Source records

-------------------------

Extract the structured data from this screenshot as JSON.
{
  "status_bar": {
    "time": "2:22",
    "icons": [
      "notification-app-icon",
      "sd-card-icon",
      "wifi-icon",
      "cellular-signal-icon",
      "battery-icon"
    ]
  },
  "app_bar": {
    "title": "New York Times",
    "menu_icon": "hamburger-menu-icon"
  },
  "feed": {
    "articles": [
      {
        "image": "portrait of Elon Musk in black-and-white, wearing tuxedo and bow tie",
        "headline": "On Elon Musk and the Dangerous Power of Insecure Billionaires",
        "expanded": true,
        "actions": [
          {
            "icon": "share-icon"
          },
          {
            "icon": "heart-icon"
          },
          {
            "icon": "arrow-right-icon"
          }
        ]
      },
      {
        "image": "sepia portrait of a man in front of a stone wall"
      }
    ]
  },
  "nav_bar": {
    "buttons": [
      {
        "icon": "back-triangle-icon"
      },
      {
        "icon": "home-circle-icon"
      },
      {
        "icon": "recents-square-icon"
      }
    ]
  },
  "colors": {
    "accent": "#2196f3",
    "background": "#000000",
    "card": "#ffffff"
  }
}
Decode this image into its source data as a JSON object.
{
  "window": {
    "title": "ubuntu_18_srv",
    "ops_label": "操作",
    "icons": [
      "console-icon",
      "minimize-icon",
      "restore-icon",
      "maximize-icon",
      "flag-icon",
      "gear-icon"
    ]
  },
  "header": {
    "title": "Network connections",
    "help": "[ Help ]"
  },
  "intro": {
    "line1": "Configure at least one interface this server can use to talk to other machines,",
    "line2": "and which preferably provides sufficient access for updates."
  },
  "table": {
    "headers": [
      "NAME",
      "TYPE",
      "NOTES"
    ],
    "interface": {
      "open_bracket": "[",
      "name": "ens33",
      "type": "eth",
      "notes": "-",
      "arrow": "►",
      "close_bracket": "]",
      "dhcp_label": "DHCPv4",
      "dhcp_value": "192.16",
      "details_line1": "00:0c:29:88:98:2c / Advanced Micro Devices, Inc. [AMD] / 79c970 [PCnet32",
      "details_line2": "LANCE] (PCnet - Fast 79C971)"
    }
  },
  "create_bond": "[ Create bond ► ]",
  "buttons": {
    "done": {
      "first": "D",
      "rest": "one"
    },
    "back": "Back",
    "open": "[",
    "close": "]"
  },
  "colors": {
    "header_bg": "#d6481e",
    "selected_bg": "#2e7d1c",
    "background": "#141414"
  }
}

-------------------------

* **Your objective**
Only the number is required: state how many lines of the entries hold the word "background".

* **Completed exercise**
2